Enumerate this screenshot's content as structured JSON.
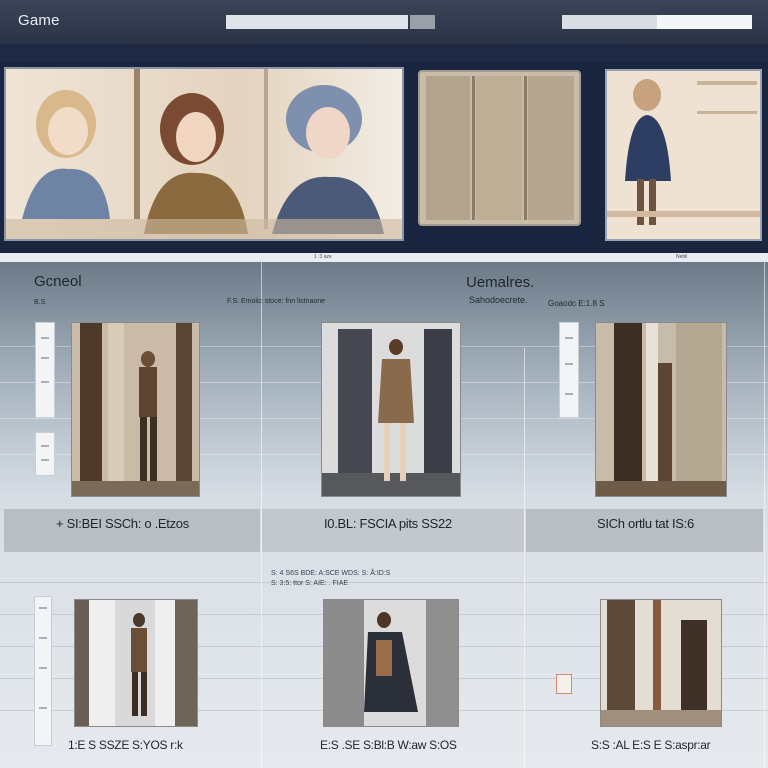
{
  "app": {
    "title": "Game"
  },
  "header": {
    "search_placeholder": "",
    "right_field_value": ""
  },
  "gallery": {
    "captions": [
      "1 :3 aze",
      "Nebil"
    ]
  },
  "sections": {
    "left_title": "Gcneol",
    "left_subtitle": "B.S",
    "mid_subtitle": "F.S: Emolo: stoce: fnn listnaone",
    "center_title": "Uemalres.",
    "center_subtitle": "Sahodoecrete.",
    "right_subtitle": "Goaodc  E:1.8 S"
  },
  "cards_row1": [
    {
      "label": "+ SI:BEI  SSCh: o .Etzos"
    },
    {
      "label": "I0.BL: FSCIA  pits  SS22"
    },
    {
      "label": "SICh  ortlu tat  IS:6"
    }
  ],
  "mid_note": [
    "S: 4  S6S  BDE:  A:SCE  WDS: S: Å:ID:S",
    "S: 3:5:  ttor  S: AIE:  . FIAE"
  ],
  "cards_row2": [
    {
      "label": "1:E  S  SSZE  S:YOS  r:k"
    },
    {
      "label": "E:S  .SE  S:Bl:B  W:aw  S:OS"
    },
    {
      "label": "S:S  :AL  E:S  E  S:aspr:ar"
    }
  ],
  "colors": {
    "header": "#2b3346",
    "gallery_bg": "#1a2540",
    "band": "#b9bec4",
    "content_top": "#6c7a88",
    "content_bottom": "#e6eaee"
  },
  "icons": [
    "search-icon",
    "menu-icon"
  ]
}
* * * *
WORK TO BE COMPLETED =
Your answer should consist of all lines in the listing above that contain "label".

OUTPUT OF THE TASK =
      "label": "+ SI:BEI  SSCh: o .Etzos"
      "label": "I0.BL: FSCIA  pits  SS22"
      "label": "SICh  ortlu tat  IS:6"
      "label": "1:E  S  SSZE  S:YOS  r:k"
      "label": "E:S  .SE  S:Bl:B  W:aw  S:OS"
      "label": "S:S  :AL  E:S  E  S:aspr:ar"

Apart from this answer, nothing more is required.